Book bags are replacing beach totes as it quickly becomes time for students to go back to school. Organizing your child’s health information, keeping current with doctor’s appointments and planning for emergency scenarios should be part of every parent’s seasonal routine, the nation’s emergency doctors say.
Some back to school action items:
- Organize your child's medical history records and emergency medical contact information.
- Complete a consent-to-treat form. The form authorizes medical treatment and you should give copies to the school nurse and any day care providers. List prescription medications, medical problems, previous surgeries and pertinent family history. Be sure to update your emergency contact information.
- Work with your school nurse and appropriate care providers to develop action plans for health issues such as asthma or food allergies. Has your child been screened for allergies? Are all vaccines and immunizations current?
- Schedule medical and dental check-ups before school starts or as soon as possible. In addition to a routine physical examination, consider vision and hearing tests, since impairment can adversely affect learning. Consider a sports check-up if your child participates in athletics.

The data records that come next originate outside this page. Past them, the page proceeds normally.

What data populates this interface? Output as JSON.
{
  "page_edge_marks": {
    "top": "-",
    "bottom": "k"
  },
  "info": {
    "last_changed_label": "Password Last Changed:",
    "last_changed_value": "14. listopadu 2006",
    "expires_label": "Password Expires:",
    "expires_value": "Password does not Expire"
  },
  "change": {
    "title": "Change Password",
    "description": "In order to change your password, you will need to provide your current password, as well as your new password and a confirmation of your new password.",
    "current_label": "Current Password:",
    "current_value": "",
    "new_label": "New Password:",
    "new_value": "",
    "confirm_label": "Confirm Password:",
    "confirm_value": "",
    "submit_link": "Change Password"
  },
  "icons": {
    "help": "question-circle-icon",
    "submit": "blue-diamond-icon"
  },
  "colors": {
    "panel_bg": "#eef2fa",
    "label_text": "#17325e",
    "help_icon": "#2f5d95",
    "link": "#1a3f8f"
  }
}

- If your child walks to school or to a bus stop, review the route with them. Be sure to point out traffic dangers or other potential hazards.
- For bus riders, establish a safe and clearly visible pick up/drop off spot, preferably with a group of children.

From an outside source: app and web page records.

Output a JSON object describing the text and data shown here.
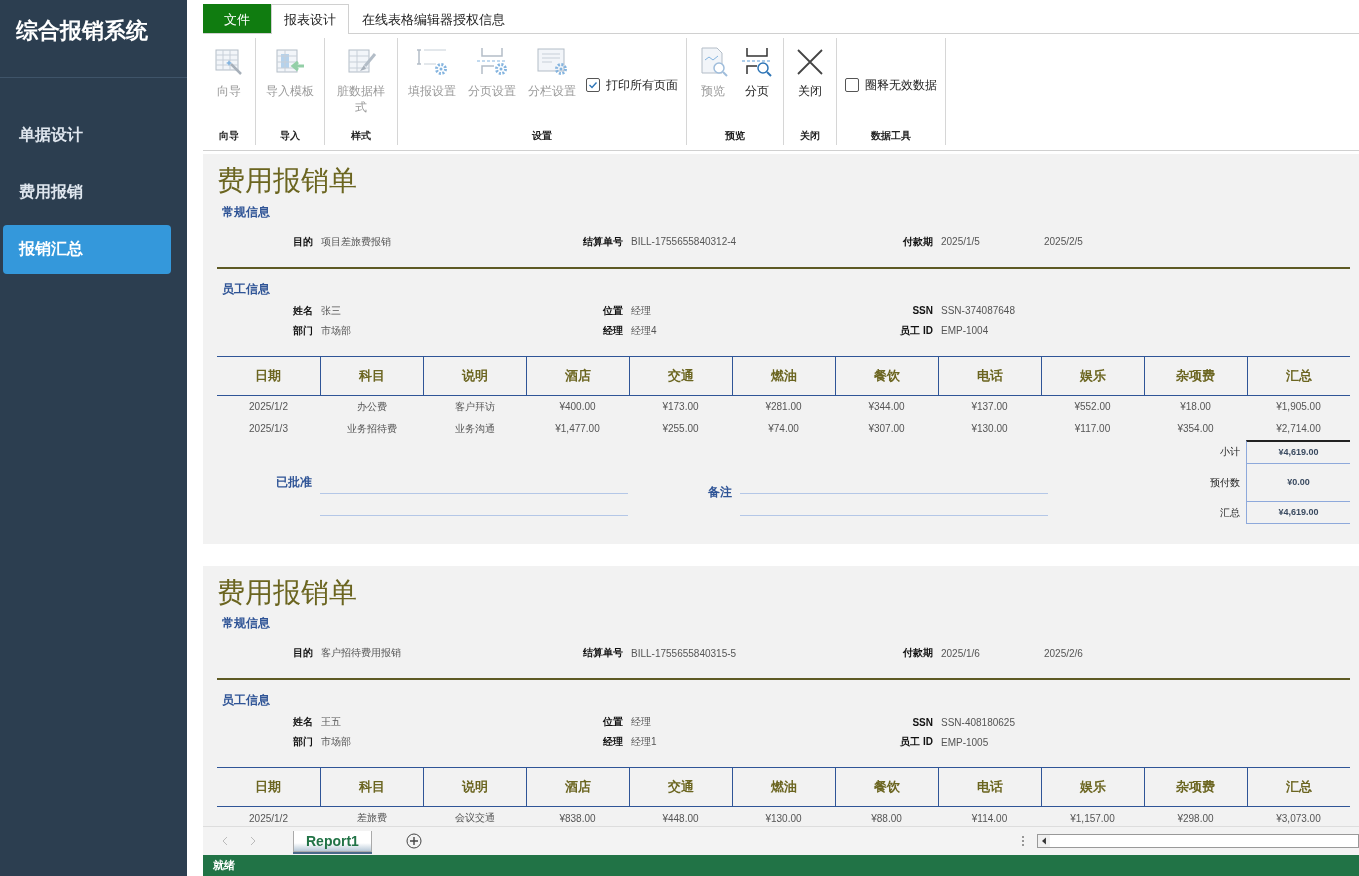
{
  "sidebar": {
    "title": "综合报销系统",
    "items": [
      {
        "label": "单据设计",
        "selected": false
      },
      {
        "label": "费用报销",
        "selected": false
      },
      {
        "label": "报销汇总",
        "selected": true
      }
    ]
  },
  "ribbon": {
    "tabs": [
      {
        "label": "文件",
        "kind": "file",
        "selected": false
      },
      {
        "label": "报表设计",
        "kind": "tab",
        "selected": true
      },
      {
        "label": "在线表格编辑器授权信息",
        "kind": "tab",
        "selected": false
      }
    ],
    "groups": [
      {
        "label": "向导",
        "items": [
          {
            "kind": "button",
            "label": "向导",
            "disabled": true
          }
        ]
      },
      {
        "label": "导入",
        "items": [
          {
            "kind": "button",
            "label": "导入模板",
            "disabled": true
          }
        ]
      },
      {
        "label": "样式",
        "items": [
          {
            "kind": "button",
            "label": "脏数据样式",
            "disabled": true
          }
        ]
      },
      {
        "label": "设置",
        "items": [
          {
            "kind": "button",
            "label": "填报设置",
            "disabled": true
          },
          {
            "kind": "button",
            "label": "分页设置",
            "disabled": true
          },
          {
            "kind": "button",
            "label": "分栏设置",
            "disabled": true
          },
          {
            "kind": "checkbox",
            "label": "打印所有页面",
            "checked": true
          }
        ]
      },
      {
        "label": "预览",
        "items": [
          {
            "kind": "button",
            "label": "预览",
            "disabled": true
          },
          {
            "kind": "button",
            "label": "分页",
            "disabled": false
          }
        ]
      },
      {
        "label": "关闭",
        "items": [
          {
            "kind": "button",
            "label": "关闭",
            "disabled": false
          }
        ]
      },
      {
        "label": "数据工具",
        "items": [
          {
            "kind": "checkbox",
            "label": "圈释无效数据",
            "checked": false
          }
        ]
      }
    ]
  },
  "reports": [
    {
      "title": "费用报销单",
      "general": {
        "heading": "常规信息",
        "fields": [
          {
            "label": "目的",
            "value": "项目差旅费报销"
          },
          {
            "label": "结算单号",
            "value": "BILL-1755655840312-4"
          },
          {
            "label": "付款期",
            "value": "2025/1/5",
            "value_2": "2025/2/5"
          }
        ]
      },
      "employee": {
        "heading": "员工信息",
        "fields": [
          {
            "label": "姓名",
            "value": "张三"
          },
          {
            "label": "位置",
            "value": "经理"
          },
          {
            "label": "SSN",
            "value": "SSN-374087648"
          },
          {
            "label": "部门",
            "value": "市场部"
          },
          {
            "label": "经理",
            "value": "经理4"
          },
          {
            "label": "员工 ID",
            "value": "EMP-1004"
          }
        ]
      },
      "columns": [
        "日期",
        "科目",
        "说明",
        "酒店",
        "交通",
        "燃油",
        "餐饮",
        "电话",
        "娱乐",
        "杂项费",
        "汇总"
      ],
      "rows": [
        [
          "2025/1/2",
          "办公费",
          "客户拜访",
          "¥400.00",
          "¥173.00",
          "¥281.00",
          "¥344.00",
          "¥137.00",
          "¥552.00",
          "¥18.00",
          "¥1,905.00"
        ],
        [
          "2025/1/3",
          "业务招待费",
          "业务沟通",
          "¥1,477.00",
          "¥255.00",
          "¥74.00",
          "¥307.00",
          "¥130.00",
          "¥117.00",
          "¥354.00",
          "¥2,714.00"
        ]
      ],
      "summary": {
        "approved_label": "已批准",
        "notes_label": "备注",
        "totals": [
          {
            "label": "小计",
            "value": "¥4,619.00"
          },
          {
            "label": "预付数",
            "value": "¥0.00"
          },
          {
            "label": "汇总",
            "value": "¥4,619.00"
          }
        ]
      }
    },
    {
      "title": "费用报销单",
      "general": {
        "heading": "常规信息",
        "fields": [
          {
            "label": "目的",
            "value": "客户招待费用报销"
          },
          {
            "label": "结算单号",
            "value": "BILL-1755655840315-5"
          },
          {
            "label": "付款期",
            "value": "2025/1/6",
            "value_2": "2025/2/6"
          }
        ]
      },
      "employee": {
        "heading": "员工信息",
        "fields": [
          {
            "label": "姓名",
            "value": "王五"
          },
          {
            "label": "位置",
            "value": "经理"
          },
          {
            "label": "SSN",
            "value": "SSN-408180625"
          },
          {
            "label": "部门",
            "value": "市场部"
          },
          {
            "label": "经理",
            "value": "经理1"
          },
          {
            "label": "员工 ID",
            "value": "EMP-1005"
          }
        ]
      },
      "columns": [
        "日期",
        "科目",
        "说明",
        "酒店",
        "交通",
        "燃油",
        "餐饮",
        "电话",
        "娱乐",
        "杂项费",
        "汇总"
      ],
      "rows": [
        [
          "2025/1/2",
          "差旅费",
          "会议交通",
          "¥838.00",
          "¥448.00",
          "¥130.00",
          "¥88.00",
          "¥114.00",
          "¥1,157.00",
          "¥298.00",
          "¥3,073.00"
        ]
      ]
    }
  ],
  "sheet_tabs": [
    {
      "label": "Report1",
      "selected": true
    }
  ],
  "status_bar": "就绪"
}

- If your child drives to school, make sure he or she obeys all laws and wear seatbelts. Don’t text and drive!
- Make sure your child knows how to call for help in an emergency. Emergency contact numbers should be visible right next to every telephone in your home. Encourage your child to learn when to call 911 and give their name, address and a brief description of the problem.
- Avoiding backpacks that are too heavy can prevent back and shoulder injuries.
- Packing healthy lunches will help your child develop eating habits that ward off obesity, which contributes to a host of emergency and chronic conditions later in life.
- Try to encourage a consistent sleep schedule, especially for teens.